Episode 14: Creative Monsters

Happy Halloween everyone! Since Halloween is this Friday, I wanted to dedicate this episode to things that go bump in the night by talking about creative monsters in our lives. Creative monsters take many forms and use a variety of techniques to rip our creative ideas and spirit to shreds. In this episode, we’ll learn… Read more »

Episode 13: The 5 Stages of Writer’s Block

In today’s episode I want to talk to you about writer’s block. Specifically, the 5 stages of writer’s block, inspired by the Kübler-Ross stages of grief. If you’ve ever experienced writer’s block, you know that you have to get through all these stages to be able to get back to writing. Writer’s block is painful,… Read more »

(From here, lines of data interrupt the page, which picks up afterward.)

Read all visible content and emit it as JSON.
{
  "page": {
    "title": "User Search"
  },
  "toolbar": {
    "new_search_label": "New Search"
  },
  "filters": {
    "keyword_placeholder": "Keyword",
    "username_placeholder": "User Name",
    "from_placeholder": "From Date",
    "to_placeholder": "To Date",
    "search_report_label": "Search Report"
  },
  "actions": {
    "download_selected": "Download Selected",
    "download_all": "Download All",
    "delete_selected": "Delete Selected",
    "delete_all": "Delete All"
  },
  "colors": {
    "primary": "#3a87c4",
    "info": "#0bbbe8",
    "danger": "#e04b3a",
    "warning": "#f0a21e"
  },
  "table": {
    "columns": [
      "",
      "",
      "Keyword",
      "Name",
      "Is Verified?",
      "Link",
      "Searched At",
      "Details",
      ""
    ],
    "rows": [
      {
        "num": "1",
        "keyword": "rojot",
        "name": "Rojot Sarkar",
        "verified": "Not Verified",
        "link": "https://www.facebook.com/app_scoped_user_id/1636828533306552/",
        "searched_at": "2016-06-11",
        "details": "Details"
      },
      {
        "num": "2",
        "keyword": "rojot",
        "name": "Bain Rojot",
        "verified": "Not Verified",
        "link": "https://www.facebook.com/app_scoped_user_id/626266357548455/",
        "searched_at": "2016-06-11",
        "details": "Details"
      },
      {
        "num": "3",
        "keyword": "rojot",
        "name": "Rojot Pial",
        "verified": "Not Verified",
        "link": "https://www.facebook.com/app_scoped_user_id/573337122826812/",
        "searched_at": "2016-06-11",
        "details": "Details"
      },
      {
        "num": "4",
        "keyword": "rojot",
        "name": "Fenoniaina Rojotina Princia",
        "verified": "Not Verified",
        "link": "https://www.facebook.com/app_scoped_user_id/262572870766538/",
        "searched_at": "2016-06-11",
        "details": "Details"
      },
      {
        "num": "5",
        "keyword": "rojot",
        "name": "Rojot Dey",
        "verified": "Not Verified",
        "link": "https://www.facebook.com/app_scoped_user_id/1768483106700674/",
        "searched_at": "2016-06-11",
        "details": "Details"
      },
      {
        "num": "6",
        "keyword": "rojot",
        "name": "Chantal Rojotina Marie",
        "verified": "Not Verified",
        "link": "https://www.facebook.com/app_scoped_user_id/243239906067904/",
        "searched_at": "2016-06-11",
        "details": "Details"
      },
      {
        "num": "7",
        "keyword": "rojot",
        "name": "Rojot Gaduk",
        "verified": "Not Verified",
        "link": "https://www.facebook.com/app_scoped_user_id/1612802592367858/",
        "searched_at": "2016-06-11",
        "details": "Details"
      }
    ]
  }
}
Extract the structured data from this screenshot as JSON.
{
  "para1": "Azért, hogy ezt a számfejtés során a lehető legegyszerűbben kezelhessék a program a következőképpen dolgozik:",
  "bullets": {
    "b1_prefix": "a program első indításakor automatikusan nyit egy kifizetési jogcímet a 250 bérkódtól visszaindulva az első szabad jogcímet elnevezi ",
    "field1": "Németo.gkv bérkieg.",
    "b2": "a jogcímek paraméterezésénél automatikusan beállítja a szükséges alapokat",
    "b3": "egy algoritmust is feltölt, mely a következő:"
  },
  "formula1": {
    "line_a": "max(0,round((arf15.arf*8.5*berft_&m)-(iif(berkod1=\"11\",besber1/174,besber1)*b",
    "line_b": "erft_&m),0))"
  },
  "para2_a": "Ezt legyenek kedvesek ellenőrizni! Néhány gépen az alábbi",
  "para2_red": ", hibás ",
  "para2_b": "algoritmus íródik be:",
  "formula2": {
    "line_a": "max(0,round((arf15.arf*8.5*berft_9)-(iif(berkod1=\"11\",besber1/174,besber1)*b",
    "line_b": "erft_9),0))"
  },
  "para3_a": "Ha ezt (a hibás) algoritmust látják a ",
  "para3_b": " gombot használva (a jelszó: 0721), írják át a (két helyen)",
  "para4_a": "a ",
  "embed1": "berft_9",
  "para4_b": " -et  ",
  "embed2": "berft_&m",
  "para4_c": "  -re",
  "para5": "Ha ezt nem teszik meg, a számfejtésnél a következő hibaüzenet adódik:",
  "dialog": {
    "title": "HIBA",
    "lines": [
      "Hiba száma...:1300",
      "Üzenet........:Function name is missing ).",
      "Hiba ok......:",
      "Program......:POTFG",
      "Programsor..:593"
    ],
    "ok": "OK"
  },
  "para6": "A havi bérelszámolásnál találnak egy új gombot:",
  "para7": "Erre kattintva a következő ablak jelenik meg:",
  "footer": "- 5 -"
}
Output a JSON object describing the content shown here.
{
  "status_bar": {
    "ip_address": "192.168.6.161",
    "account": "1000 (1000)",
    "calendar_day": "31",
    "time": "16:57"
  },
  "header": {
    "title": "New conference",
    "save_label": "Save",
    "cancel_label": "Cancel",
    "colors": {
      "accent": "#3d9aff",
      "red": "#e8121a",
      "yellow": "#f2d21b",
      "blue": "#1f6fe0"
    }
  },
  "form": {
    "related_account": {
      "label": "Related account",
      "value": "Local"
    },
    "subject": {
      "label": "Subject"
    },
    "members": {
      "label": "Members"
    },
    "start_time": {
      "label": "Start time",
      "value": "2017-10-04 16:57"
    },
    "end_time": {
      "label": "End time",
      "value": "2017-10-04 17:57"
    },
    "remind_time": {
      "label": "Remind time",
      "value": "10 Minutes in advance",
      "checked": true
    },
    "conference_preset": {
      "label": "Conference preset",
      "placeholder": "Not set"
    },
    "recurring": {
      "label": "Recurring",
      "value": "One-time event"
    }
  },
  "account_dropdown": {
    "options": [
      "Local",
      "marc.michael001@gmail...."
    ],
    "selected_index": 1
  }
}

Episode 12: An Insider’s Guide to Writing Groups Pt. 1

Thanks for joining me for Part One of the DIY MFA Radio series: An Insider’s Guide to Writing Groups. In this episode we’re going to talk about what to do before, during, and after receiving critique on your writing. One very important part of your writer’s journey is receiving feedback on your work. A critique group… Read more »

Episode 11: Life is Short, Read with Purpose

Reading with purpose is one of the core principles in DIY MFA. Sure, reading for pleasure is great–it inspires you and fuels your passion for writing. But, in order to grow and learn as a writer, you have to read like a writer and use what you read to improve your craft and technique. In today’s… Read more »

Episode 7: Writing Community – Interview with Karen Dionne

Welcome to our very first podcast interview. My goal with these interviews is for you to hear directly from top authors, agents, editors and book industry experts. It is such a pleasure to be interviewing the fabulous author, and a good friend, Karen Dionne, for our first interview. Karen is the internationally published author of Freezing… Read more »

Episode 6: Five Promises in the First Five Pages

The first five pages of your manuscript are SO important. Not only do they set the tone for your entire story, but when you submit your novel to an agent, the first five pages are the first thing (aside from your query) that the agent is going to see. This means that you have to… Read more »